MANNO: Shoes mean more to just the feet

Manno2WEBI stepped in a critical puddle this week.

It was the soaked sock that I’ve felt many many times before, the one that tells me my shoes have been breached. Holes in the soles – big ones, too, through two layers of rubber and a layer of fabric. I tend to walk with heavy steps, a little pigeon-toed and scraping my heels, so I guess it was only a matter of time.

This marks an important day, though. It means it’ll be about a year until I give up my kicks, determined through empirical data gathered during my previous Adidas allegiances. Sure, my shoes are overstaying their welcome – but they’re my shoes, man. I’ve broken them in and scuffed them up and everything. How am I going to let a few wet socks keep them away?

The last pair I had lasted for three years: grayish blue Adidas with black stripes. They had been with me all over the place – my first trip to Milwaukee, Cooperstown’s Baseball Hall of Fame, a Flaming Lips concert somewhere in the middle of New Jersey, a levy in New Orleans, a forest in Pennsylvania, the Lincoln Memorial. They had taken me to work, to school, back home.

I tend to get attached to things like this, and I’m not sure why. Maybe it’s out of necessity – shoes are pretty pricey these days. Maybe it’s my security blanket.

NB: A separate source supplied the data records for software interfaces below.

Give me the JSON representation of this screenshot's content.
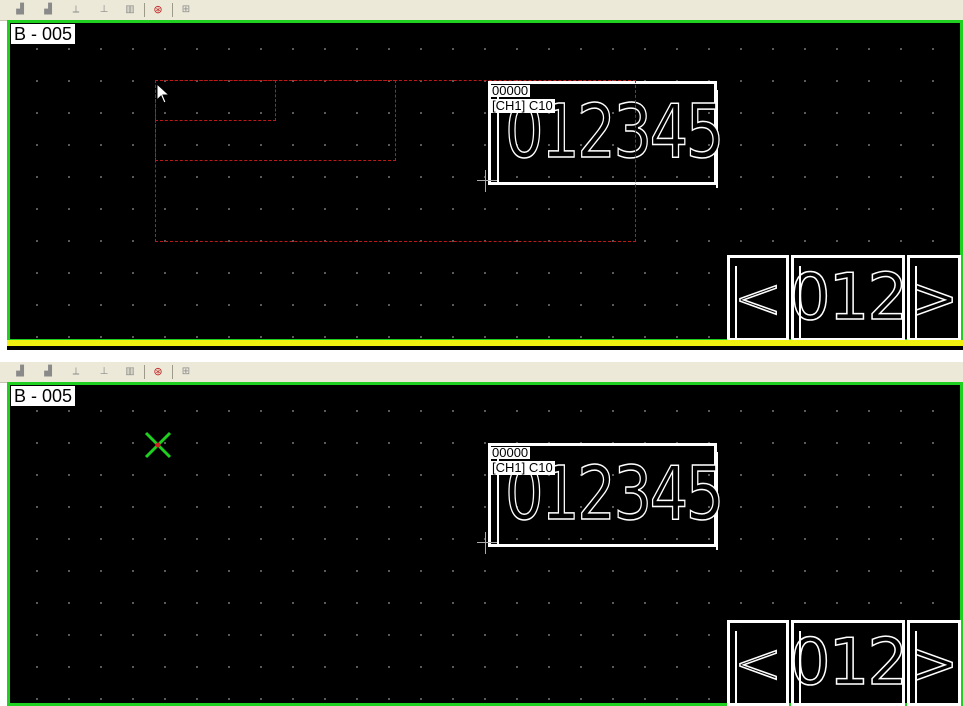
{
  "panels": [
    {
      "screen_label": "B - 005",
      "display": {
        "address": "00000",
        "channel": "[CH1] C10",
        "digits": "012345"
      },
      "nav": {
        "prev": "<",
        "number": "012",
        "next": ">"
      }
    },
    {
      "screen_label": "B - 005",
      "display": {
        "address": "00000",
        "channel": "[CH1] C10",
        "digits": "012345"
      },
      "nav": {
        "prev": "<",
        "number": "012",
        "next": ">"
      }
    }
  ],
  "colors": {
    "canvas_border": "#20d020",
    "selection": "#c01818",
    "marker": "#20d020"
  },
  "icons": [
    "toolbar-icon",
    "mouse-pointer-icon",
    "x-marker-icon"
  ]
}
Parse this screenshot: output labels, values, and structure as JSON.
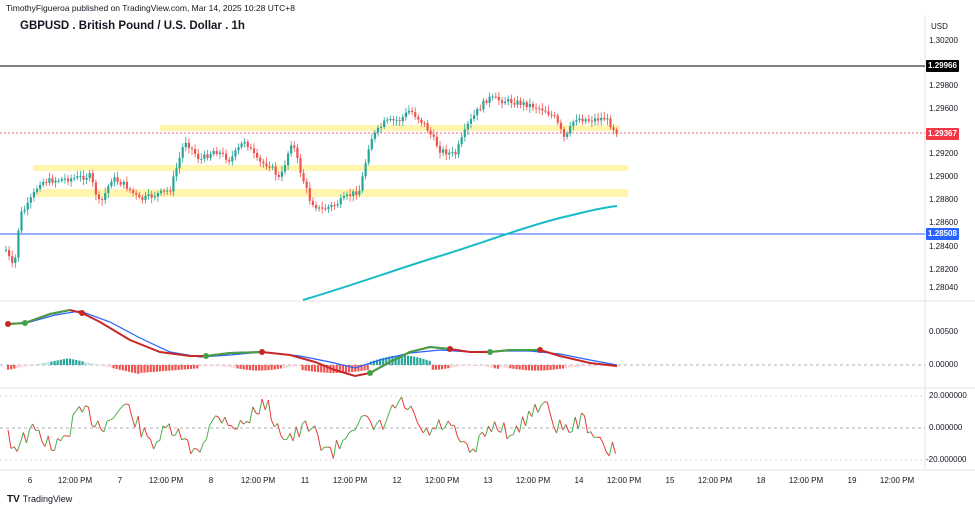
{
  "header": {
    "publisher_line": "TimothyFigueroa published on TradingView.com, Mar 14, 2025 10:28 UTC+8",
    "symbol_title": "GBPUSD . British Pound / U.S. Dollar . 1h"
  },
  "price_axis": {
    "currency": "USD",
    "ticks": [
      "1.30200",
      "1.29800",
      "1.29600",
      "1.29200",
      "1.29000",
      "1.28800",
      "1.28600",
      "1.28400",
      "1.28200",
      "1.28040"
    ],
    "tags": [
      {
        "label": "1.29966",
        "color": "#000000"
      },
      {
        "label": "1.29367",
        "color": "#f23645"
      },
      {
        "label": "1.28508",
        "color": "#2962ff"
      }
    ]
  },
  "osc1_axis": {
    "ticks": [
      "0.00500",
      "0.00000"
    ]
  },
  "osc2_axis": {
    "ticks": [
      "20.000000",
      "0.000000",
      "-20.000000"
    ]
  },
  "time_axis": {
    "labels": [
      "6",
      "12:00 PM",
      "7",
      "12:00 PM",
      "8",
      "12:00 PM",
      "11",
      "12:00 PM",
      "12",
      "12:00 PM",
      "13",
      "12:00 PM",
      "14",
      "12:00 PM",
      "15",
      "12:00 PM",
      "18",
      "12:00 PM",
      "19",
      "12:00 PM"
    ]
  },
  "footer": {
    "brand_logo": "TV",
    "brand_name": "TradingView"
  },
  "colors": {
    "up": "#26a69a",
    "down": "#ef5350",
    "zone": "#fff3a0",
    "ema": "#18bcc8",
    "blue_line": "#2962ff",
    "red_line": "#c62828",
    "green_line": "#43a047"
  }
}
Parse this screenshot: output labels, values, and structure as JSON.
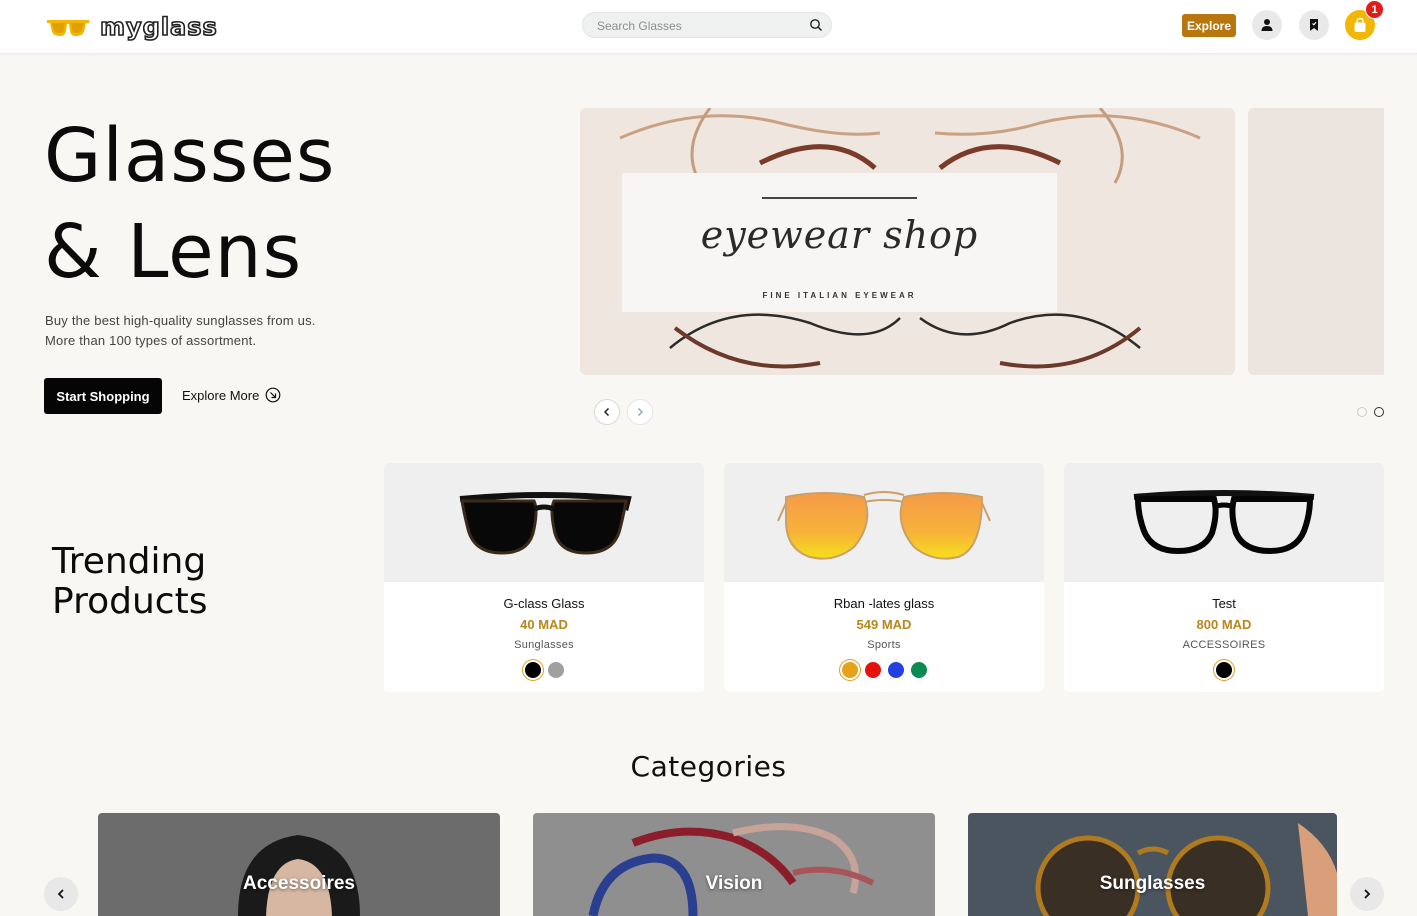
{
  "header": {
    "brand": "myglass",
    "search_placeholder": "Search Glasses",
    "explore_label": "Explore",
    "cart_count": "1",
    "icons": [
      "sunglasses-logo-icon",
      "search-icon",
      "user-icon",
      "bookmark-icon",
      "shopping-bag-icon"
    ]
  },
  "hero": {
    "title_line1": "Glasses",
    "title_line2": "& Lens",
    "subtitle_line1": "Buy the best high-quality sunglasses from us.",
    "subtitle_line2": "More than 100 types of assortment.",
    "start_label": "Start Shopping",
    "explore_more_label": "Explore More"
  },
  "carousel": {
    "slide_title": "eyewear shop",
    "slide_subtitle": "FINE ITALIAN EYEWEAR",
    "active_dot_index": 1,
    "dots": 2
  },
  "trending": {
    "title_line1": "Trending",
    "title_line2": "Products",
    "products": [
      {
        "name": "G-class Glass",
        "price": "40 MAD",
        "category": "Sunglasses",
        "colors": [
          "#000000",
          "#a0a0a0"
        ]
      },
      {
        "name": "Rban -lates glass",
        "price": "549 MAD",
        "category": "Sports",
        "colors": [
          "#e8a21a",
          "#e3120b",
          "#2540e0",
          "#0b8a52"
        ]
      },
      {
        "name": "Test",
        "price": "800 MAD",
        "category": "ACCESSOIRES",
        "colors": [
          "#000000"
        ]
      }
    ]
  },
  "categories": {
    "title": "Categories",
    "items": [
      {
        "label": "Accessoires"
      },
      {
        "label": "Vision"
      },
      {
        "label": "Sunglasses"
      }
    ]
  },
  "colors": {
    "accent": "#b7760e",
    "price": "#b9861a",
    "cart": "#f2b705",
    "badge": "#e21b1b"
  }
}
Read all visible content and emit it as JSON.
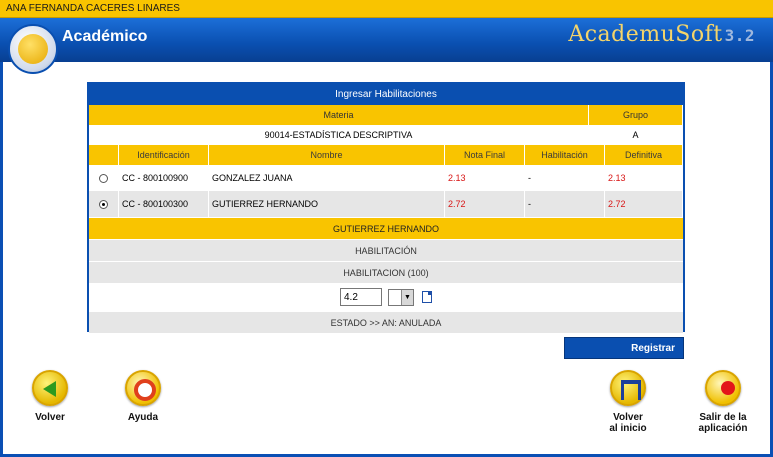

After all, shoes can be like a journal. This pair has already bent to the shape of my foot and everything, and every step has made them a little bit older. I wish I knew where all the scuffs and scrapes came from – it would be a nice little log of where I’ve been, whether it’s the day-to-day stuff or the really memorable moments that only come once in a while. I’ve been away from Milwaukee for about a month now, and the shoes are still covered in its salt. It’ll keep being a reminder of home (unless someone knows how to get that stuff out – toothpaste maybe, or something that makes no sense like that?).

So I’ll keep wearing these guys until they’re too destroyed to walk in anymore – my last pair had a big slice down the side before I stopped wearing them. Getting a new pair is like starting a new job to me. I don’t really know anyone, trying to walk just right so I don’t mess them up, laces are tied a little too tight. I’m not going to put myself through a round of interviews if I don’t have to. I guess my Adidas are in it for the long haul once again.

You know, if I had a cat or something, I probably wouldn’t be so attached to the shoes.

Tony Manno is a junior double majoring in journalism and writing-intensive English. Email him at anthony.manno@marquette.edu.

Comments are closed